Dataset rows for apps and sites
━━━━━━
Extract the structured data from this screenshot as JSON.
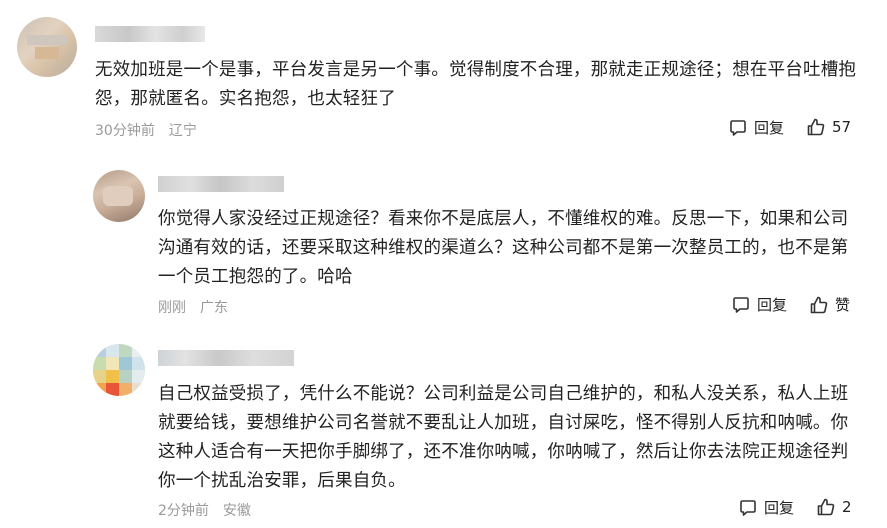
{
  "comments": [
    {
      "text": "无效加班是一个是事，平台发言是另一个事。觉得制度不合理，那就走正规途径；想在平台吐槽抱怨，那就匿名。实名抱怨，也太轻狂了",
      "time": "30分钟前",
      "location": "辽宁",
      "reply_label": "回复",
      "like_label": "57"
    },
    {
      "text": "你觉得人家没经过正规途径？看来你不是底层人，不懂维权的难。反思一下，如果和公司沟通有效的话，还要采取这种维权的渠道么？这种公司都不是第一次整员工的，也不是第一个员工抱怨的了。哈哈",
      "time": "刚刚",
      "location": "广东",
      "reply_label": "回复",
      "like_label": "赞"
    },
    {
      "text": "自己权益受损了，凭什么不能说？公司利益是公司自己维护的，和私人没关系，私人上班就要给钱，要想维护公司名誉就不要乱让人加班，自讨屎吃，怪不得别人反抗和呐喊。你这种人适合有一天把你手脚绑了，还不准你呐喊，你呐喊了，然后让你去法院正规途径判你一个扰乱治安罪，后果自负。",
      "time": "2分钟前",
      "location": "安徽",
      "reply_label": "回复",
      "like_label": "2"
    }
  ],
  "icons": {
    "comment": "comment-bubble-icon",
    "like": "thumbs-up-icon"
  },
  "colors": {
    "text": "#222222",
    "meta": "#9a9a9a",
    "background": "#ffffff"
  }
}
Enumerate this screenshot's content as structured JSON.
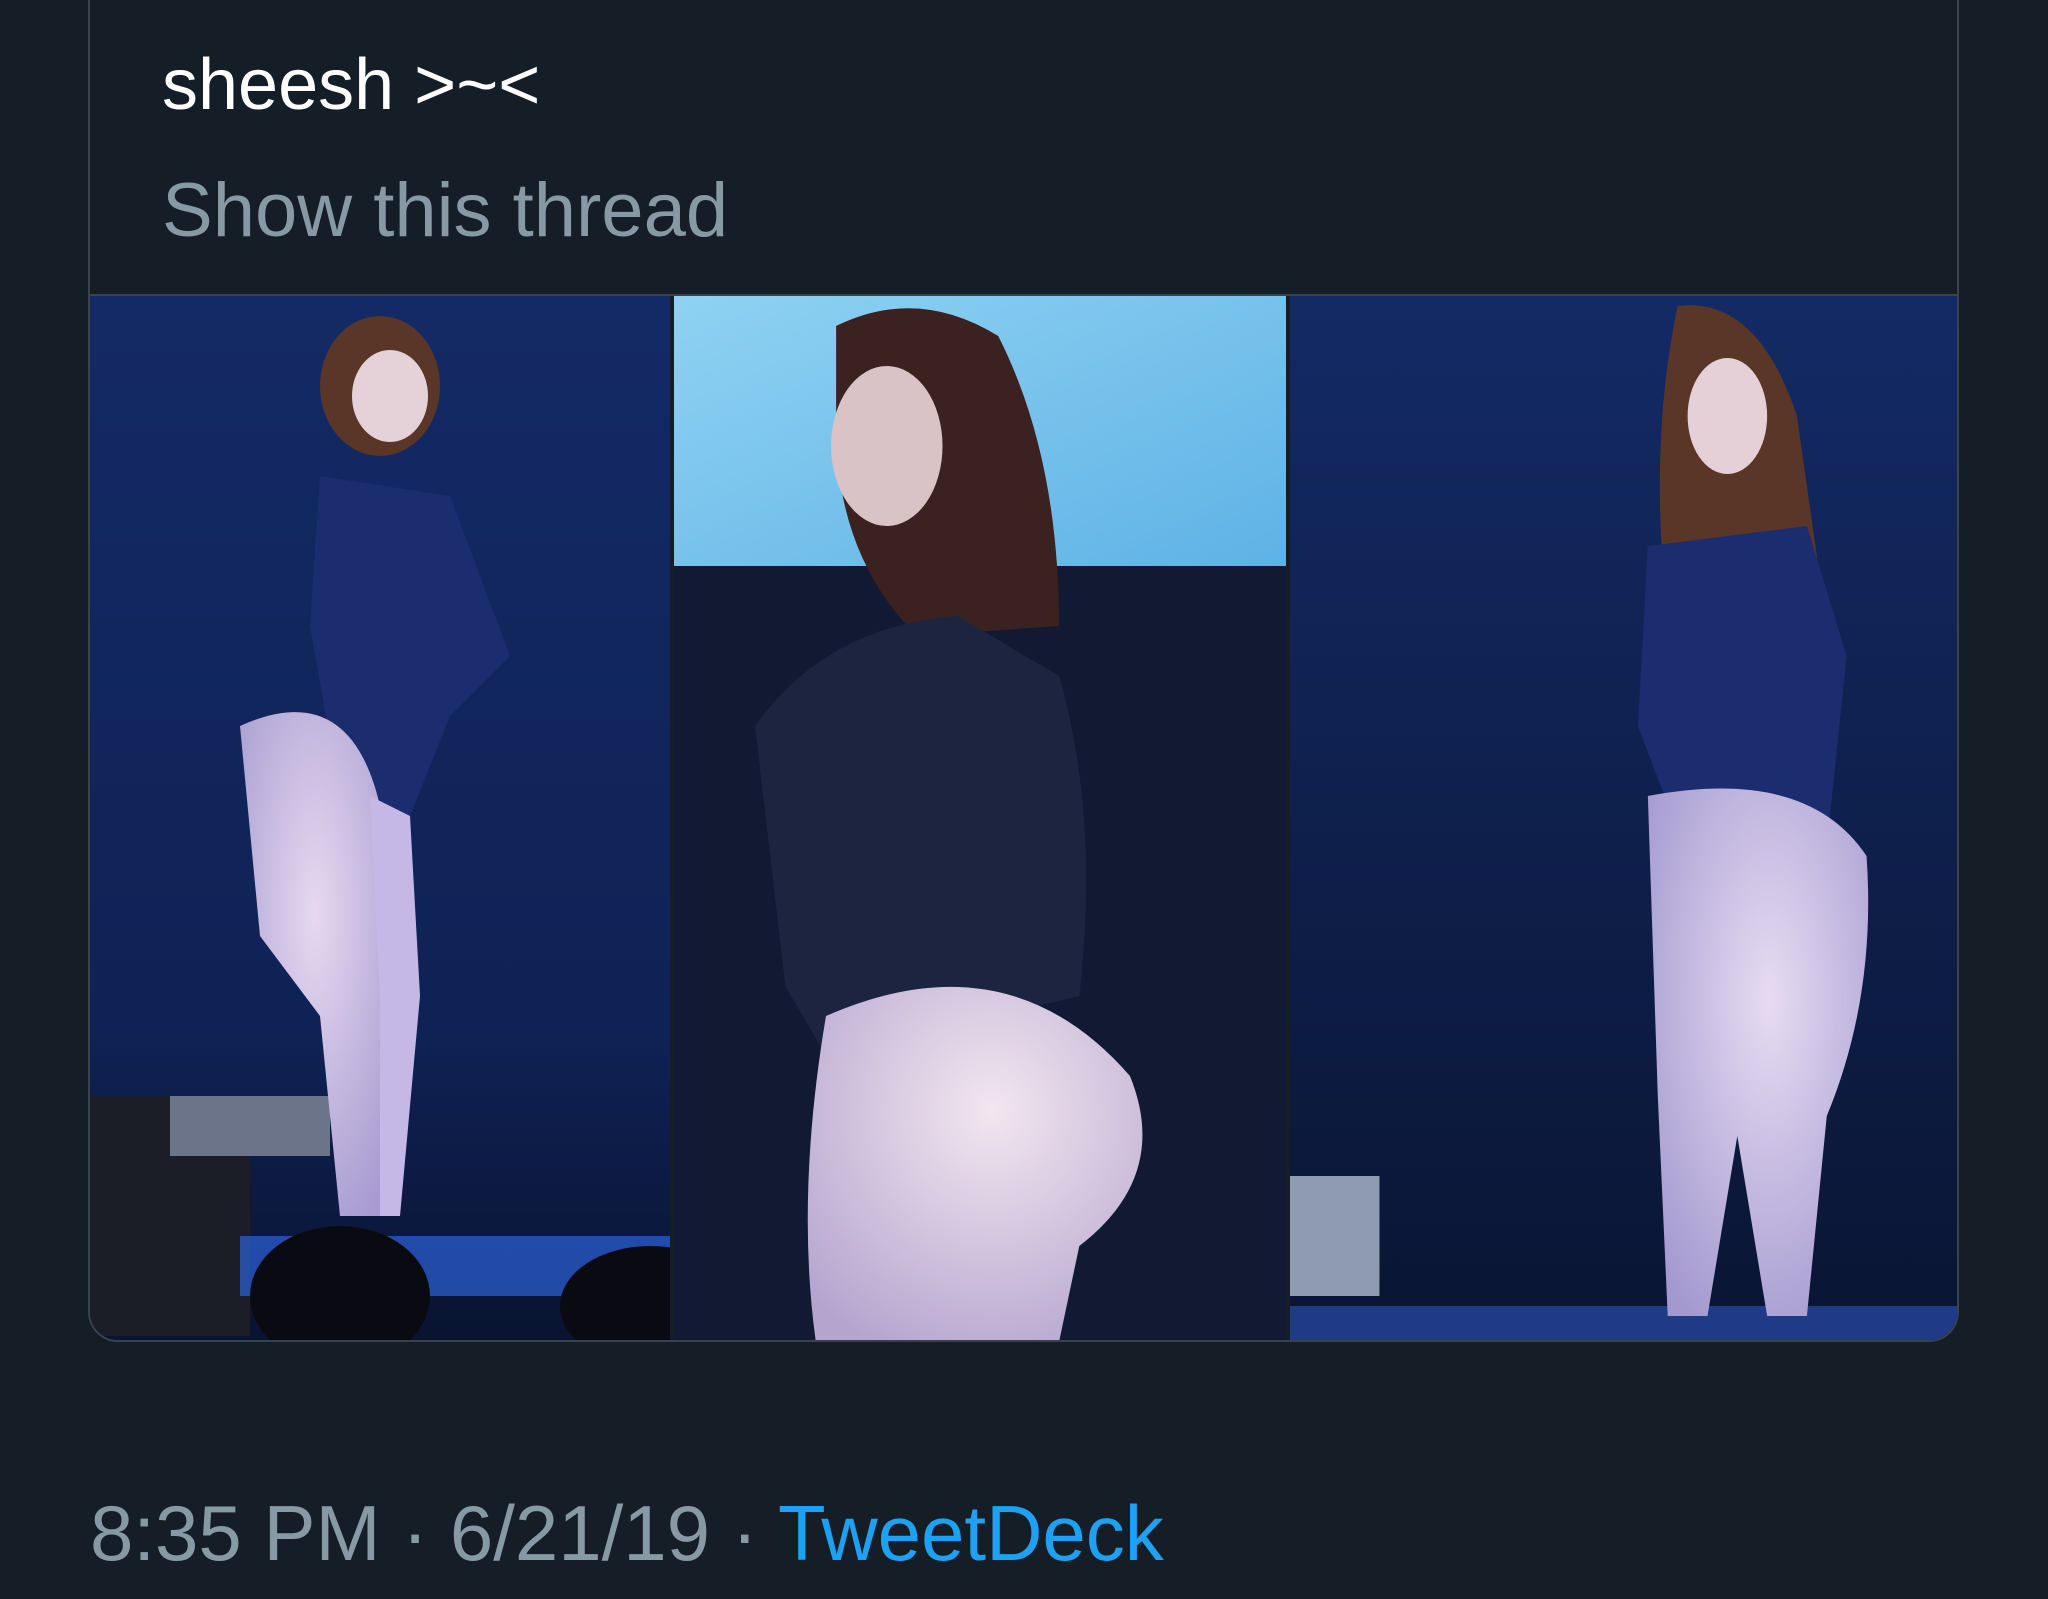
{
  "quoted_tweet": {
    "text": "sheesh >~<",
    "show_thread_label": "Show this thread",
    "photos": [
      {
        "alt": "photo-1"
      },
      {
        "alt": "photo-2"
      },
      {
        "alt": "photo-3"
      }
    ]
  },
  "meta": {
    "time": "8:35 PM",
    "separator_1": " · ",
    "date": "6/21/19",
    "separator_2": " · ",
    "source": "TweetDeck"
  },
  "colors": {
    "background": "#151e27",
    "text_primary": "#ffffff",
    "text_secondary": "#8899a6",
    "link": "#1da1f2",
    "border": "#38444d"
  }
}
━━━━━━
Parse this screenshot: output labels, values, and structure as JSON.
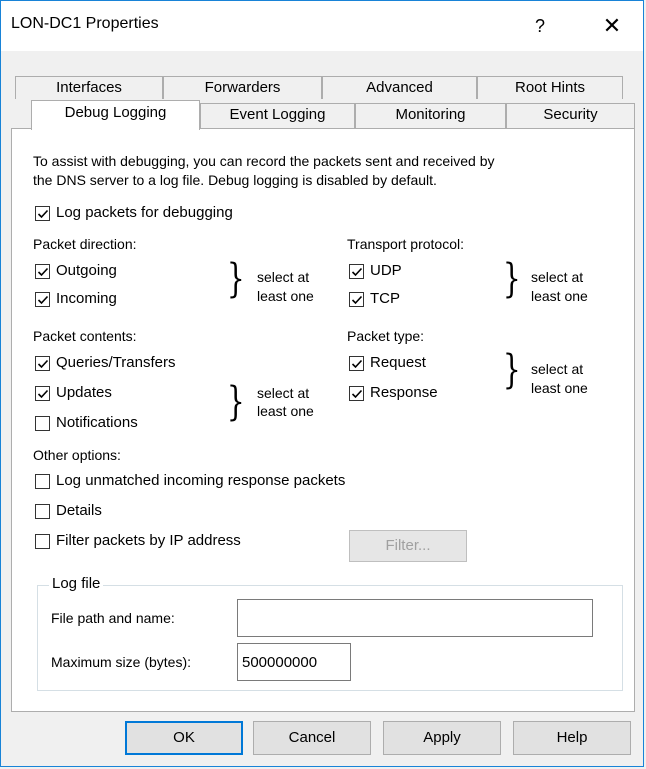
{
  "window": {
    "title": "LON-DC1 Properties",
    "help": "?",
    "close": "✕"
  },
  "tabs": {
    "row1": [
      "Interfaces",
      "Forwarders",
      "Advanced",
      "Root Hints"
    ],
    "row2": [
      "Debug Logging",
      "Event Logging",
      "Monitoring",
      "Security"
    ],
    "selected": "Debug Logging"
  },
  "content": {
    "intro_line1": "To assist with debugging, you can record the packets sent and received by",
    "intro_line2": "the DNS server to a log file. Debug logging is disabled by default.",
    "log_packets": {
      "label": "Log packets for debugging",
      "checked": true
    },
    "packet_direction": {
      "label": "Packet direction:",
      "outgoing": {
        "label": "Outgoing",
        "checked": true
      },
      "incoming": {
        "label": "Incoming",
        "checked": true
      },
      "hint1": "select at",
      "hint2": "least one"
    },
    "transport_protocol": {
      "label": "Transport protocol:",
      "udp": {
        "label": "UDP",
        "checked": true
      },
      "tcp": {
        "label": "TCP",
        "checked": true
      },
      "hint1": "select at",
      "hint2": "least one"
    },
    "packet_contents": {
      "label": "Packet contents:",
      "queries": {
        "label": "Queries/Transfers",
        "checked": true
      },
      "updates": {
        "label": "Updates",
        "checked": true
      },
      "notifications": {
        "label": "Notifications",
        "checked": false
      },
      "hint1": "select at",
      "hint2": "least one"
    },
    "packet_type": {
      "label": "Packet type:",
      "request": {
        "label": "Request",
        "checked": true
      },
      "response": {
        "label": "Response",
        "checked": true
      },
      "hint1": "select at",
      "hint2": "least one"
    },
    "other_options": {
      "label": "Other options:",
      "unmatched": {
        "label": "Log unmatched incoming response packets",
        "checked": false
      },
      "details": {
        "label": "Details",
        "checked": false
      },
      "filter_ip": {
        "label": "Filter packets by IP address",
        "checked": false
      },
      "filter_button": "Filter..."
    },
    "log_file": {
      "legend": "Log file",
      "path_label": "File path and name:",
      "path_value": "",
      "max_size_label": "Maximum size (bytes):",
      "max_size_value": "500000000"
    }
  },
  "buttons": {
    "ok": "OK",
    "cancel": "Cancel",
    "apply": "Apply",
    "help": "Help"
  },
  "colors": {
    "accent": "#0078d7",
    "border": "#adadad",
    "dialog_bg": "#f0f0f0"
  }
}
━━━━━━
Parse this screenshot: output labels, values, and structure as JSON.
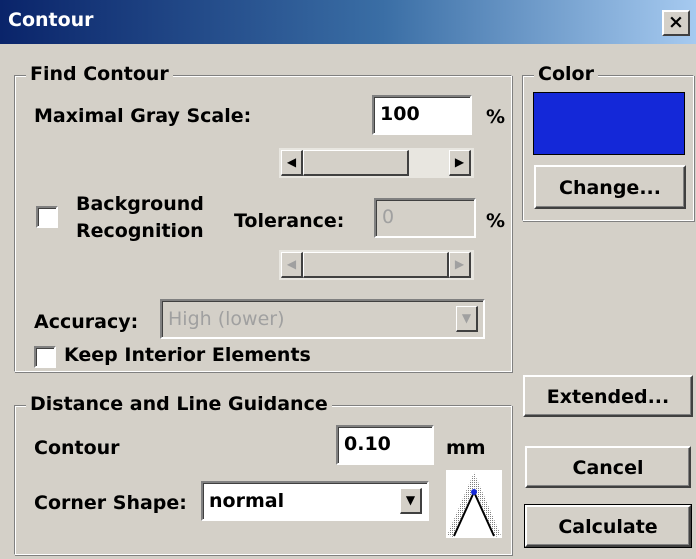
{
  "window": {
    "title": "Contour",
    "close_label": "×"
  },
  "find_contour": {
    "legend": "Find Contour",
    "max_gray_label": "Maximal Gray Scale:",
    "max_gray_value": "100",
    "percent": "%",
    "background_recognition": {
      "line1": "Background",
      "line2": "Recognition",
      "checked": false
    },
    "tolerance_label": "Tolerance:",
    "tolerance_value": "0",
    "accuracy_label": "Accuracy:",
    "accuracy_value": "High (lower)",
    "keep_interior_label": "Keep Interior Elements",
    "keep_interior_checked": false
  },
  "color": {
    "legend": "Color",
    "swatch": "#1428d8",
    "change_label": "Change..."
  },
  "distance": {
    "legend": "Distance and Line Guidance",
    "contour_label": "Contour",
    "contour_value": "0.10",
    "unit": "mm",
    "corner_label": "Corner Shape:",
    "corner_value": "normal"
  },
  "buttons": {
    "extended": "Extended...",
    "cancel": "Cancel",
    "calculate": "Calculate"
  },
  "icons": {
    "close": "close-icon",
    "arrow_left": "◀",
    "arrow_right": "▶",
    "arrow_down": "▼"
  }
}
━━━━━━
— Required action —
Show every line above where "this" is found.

— Task answer —
Extract the structured data from this screenshot as JSON.
Enumerate this screenshot's content as structured JSON.
    "show_thread_label": "Show this thread",
Parse this screenshot: output labels, values, and structure as JSON.
Parse this screenshot: output labels, values, and structure as JSON.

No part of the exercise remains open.